• [YOUR ASSIGNMENT] Write the listing out again verbatim, leaving nothing out.
>>>
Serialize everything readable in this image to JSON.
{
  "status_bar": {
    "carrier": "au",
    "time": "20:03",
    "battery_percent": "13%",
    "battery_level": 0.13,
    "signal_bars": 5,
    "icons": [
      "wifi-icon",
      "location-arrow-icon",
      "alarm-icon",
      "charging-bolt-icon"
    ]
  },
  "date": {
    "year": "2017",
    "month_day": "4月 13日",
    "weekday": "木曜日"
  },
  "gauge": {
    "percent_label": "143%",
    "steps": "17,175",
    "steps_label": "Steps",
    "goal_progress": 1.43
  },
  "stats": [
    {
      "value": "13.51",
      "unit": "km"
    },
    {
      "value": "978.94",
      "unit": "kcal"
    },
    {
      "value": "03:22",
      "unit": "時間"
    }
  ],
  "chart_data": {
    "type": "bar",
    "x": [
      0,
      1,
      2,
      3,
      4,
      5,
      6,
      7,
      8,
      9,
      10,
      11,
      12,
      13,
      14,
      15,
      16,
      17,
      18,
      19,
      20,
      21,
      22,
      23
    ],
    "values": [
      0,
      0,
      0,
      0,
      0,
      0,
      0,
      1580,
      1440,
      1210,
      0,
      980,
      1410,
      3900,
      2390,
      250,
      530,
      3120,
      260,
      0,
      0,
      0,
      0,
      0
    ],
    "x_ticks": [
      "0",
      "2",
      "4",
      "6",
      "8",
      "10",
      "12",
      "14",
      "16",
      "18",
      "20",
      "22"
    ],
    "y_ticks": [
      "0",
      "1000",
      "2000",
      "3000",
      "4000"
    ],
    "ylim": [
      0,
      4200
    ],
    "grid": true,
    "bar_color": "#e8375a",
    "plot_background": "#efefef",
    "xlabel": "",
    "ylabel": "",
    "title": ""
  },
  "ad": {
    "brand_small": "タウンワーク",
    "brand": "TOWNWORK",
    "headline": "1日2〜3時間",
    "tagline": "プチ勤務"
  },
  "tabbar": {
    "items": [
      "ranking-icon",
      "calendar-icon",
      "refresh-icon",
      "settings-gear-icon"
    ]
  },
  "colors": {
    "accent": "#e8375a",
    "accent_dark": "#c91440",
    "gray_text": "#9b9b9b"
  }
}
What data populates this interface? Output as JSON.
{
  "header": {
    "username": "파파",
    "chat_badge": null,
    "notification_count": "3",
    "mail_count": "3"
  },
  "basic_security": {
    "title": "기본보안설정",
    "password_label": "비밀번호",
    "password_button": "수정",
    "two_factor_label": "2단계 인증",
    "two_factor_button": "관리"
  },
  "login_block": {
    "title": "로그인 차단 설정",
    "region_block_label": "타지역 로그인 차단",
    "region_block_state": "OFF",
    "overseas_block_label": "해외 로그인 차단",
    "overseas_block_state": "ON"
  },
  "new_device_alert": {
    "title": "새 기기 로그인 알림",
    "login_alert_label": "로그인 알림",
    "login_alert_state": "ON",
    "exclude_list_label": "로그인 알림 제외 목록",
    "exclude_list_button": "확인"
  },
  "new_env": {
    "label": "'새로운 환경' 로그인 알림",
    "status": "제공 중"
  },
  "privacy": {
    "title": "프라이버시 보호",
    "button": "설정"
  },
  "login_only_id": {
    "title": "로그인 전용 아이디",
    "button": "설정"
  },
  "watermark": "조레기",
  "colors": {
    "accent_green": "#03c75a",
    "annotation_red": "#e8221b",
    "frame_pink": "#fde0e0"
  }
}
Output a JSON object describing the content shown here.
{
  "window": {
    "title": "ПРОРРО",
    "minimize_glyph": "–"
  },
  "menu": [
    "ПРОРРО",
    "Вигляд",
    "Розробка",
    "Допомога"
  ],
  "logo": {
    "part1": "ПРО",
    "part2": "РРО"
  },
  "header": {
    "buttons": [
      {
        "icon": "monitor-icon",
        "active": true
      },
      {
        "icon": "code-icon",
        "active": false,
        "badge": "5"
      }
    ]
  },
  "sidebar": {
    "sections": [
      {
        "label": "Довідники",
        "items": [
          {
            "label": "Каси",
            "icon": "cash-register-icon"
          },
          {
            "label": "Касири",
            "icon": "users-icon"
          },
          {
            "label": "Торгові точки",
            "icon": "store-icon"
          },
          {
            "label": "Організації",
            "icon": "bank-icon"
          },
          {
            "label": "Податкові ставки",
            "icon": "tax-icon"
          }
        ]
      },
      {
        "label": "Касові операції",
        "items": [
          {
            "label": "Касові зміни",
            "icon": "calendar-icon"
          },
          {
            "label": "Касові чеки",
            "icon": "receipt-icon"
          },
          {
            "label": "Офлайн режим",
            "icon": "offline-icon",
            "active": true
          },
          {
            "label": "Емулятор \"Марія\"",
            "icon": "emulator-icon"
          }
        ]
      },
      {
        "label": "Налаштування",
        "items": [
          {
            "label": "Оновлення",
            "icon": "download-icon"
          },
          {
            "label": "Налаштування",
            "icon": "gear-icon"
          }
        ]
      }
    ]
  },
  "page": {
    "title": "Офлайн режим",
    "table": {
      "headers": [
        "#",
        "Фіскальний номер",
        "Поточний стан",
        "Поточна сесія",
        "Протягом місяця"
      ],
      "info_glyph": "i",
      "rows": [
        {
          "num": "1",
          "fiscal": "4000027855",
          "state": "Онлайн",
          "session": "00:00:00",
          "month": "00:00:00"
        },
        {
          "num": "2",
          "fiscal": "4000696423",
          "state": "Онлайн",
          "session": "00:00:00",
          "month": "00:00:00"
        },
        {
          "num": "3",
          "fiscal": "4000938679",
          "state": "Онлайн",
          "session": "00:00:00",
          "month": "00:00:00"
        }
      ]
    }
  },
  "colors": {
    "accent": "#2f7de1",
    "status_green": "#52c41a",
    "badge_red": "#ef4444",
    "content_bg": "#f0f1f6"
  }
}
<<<
• [THE ANSWER]
Serialize everything readable in this image to JSON.
{
  "status_bar": {
    "carrier": "au",
    "time": "20:03",
    "battery_percent": "13%",
    "battery_level": 0.13,
    "signal_bars": 5,
    "icons": [
      "wifi-icon",
      "location-arrow-icon",
      "alarm-icon",
      "charging-bolt-icon"
    ]
  },
  "date": {
    "year": "2017",
    "month_day": "4月 13日",
    "weekday": "木曜日"
  },
  "gauge": {
    "percent_label": "143%",
    "steps": "17,175",
    "steps_label": "Steps",
    "goal_progress": 1.43
  },
  "stats": [
    {
      "value": "13.51",
      "unit": "km"
    },
    {
      "value": "978.94",
      "unit": "kcal"
    },
    {
      "value": "03:22",
      "unit": "時間"
    }
  ],
  "chart_data": {
    "type": "bar",
    "x": [
      0,
      1,
      2,
      3,
      4,
      5,
      6,
      7,
      8,
      9,
      10,
      11,
      12,
      13,
      14,
      15,
      16,
      17,
      18,
      19,
      20,
      21,
      22,
      23
    ],
    "values": [
      0,
      0,
      0,
      0,
      0,
      0,
      0,
      1580,
      1440,
      1210,
      0,
      980,
      1410,
      3900,
      2390,
      250,
      530,
      3120,
      260,
      0,
      0,
      0,
      0,
      0
    ],
    "x_ticks": [
      "0",
      "2",
      "4",
      "6",
      "8",
      "10",
      "12",
      "14",
      "16",
      "18",
      "20",
      "22"
    ],
    "y_ticks": [
      "0",
      "1000",
      "2000",
      "3000",
      "4000"
    ],
    "ylim": [
      0,
      4200
    ],
    "grid": true,
    "bar_color": "#e8375a",
    "plot_background": "#efefef",
    "xlabel": "",
    "ylabel": "",
    "title": ""
  },
  "ad": {
    "brand_small": "タウンワーク",
    "brand": "TOWNWORK",
    "headline": "1日2〜3時間",
    "tagline": "プチ勤務"
  },
  "tabbar": {
    "items": [
      "ranking-icon",
      "calendar-icon",
      "refresh-icon",
      "settings-gear-icon"
    ]
  },
  "colors": {
    "accent": "#e8375a",
    "accent_dark": "#c91440",
    "gray_text": "#9b9b9b"
  }
}
What data populates this interface? Output as JSON.
{
  "header": {
    "username": "파파",
    "chat_badge": null,
    "notification_count": "3",
    "mail_count": "3"
  },
  "basic_security": {
    "title": "기본보안설정",
    "password_label": "비밀번호",
    "password_button": "수정",
    "two_factor_label": "2단계 인증",
    "two_factor_button": "관리"
  },
  "login_block": {
    "title": "로그인 차단 설정",
    "region_block_label": "타지역 로그인 차단",
    "region_block_state": "OFF",
    "overseas_block_label": "해외 로그인 차단",
    "overseas_block_state": "ON"
  },
  "new_device_alert": {
    "title": "새 기기 로그인 알림",
    "login_alert_label": "로그인 알림",
    "login_alert_state": "ON",
    "exclude_list_label": "로그인 알림 제외 목록",
    "exclude_list_button": "확인"
  },
  "new_env": {
    "label": "'새로운 환경' 로그인 알림",
    "status": "제공 중"
  },
  "privacy": {
    "title": "프라이버시 보호",
    "button": "설정"
  },
  "login_only_id": {
    "title": "로그인 전용 아이디",
    "button": "설정"
  },
  "watermark": "조레기",
  "colors": {
    "accent_green": "#03c75a",
    "annotation_red": "#e8221b",
    "frame_pink": "#fde0e0"
  }
}
Output a JSON object describing the content shown here.
{
  "window": {
    "title": "ПРОРРО",
    "minimize_glyph": "–"
  },
  "menu": [
    "ПРОРРО",
    "Вигляд",
    "Розробка",
    "Допомога"
  ],
  "logo": {
    "part1": "ПРО",
    "part2": "РРО"
  },
  "header": {
    "buttons": [
      {
        "icon": "monitor-icon",
        "active": true
      },
      {
        "icon": "code-icon",
        "active": false,
        "badge": "5"
      }
    ]
  },
  "sidebar": {
    "sections": [
      {
        "label": "Довідники",
        "items": [
          {
            "label": "Каси",
            "icon": "cash-register-icon"
          },
          {
            "label": "Касири",
            "icon": "users-icon"
          },
          {
            "label": "Торгові точки",
            "icon": "store-icon"
          },
          {
            "label": "Організації",
            "icon": "bank-icon"
          },
          {
            "label": "Податкові ставки",
            "icon": "tax-icon"
          }
        ]
      },
      {
        "label": "Касові операції",
        "items": [
          {
            "label": "Касові зміни",
            "icon": "calendar-icon"
          },
          {
            "label": "Касові чеки",
            "icon": "receipt-icon"
          },
          {
            "label": "Офлайн режим",
            "icon": "offline-icon",
            "active": true
          },
          {
            "label": "Емулятор \"Марія\"",
            "icon": "emulator-icon"
          }
        ]
      },
      {
        "label": "Налаштування",
        "items": [
          {
            "label": "Оновлення",
            "icon": "download-icon"
          },
          {
            "label": "Налаштування",
            "icon": "gear-icon"
          }
        ]
      }
    ]
  },
  "page": {
    "title": "Офлайн режим",
    "table": {
      "headers": [
        "#",
        "Фіскальний номер",
        "Поточний стан",
        "Поточна сесія",
        "Протягом місяця"
      ],
      "info_glyph": "i",
      "rows": [
        {
          "num": "1",
          "fiscal": "4000027855",
          "state": "Онлайн",
          "session": "00:00:00",
          "month": "00:00:00"
        },
        {
          "num": "2",
          "fiscal": "4000696423",
          "state": "Онлайн",
          "session": "00:00:00",
          "month": "00:00:00"
        },
        {
          "num": "3",
          "fiscal": "4000938679",
          "state": "Онлайн",
          "session": "00:00:00",
          "month": "00:00:00"
        }
      ]
    }
  },
  "colors": {
    "accent": "#2f7de1",
    "status_green": "#52c41a",
    "badge_red": "#ef4444",
    "content_bg": "#f0f1f6"
  }
}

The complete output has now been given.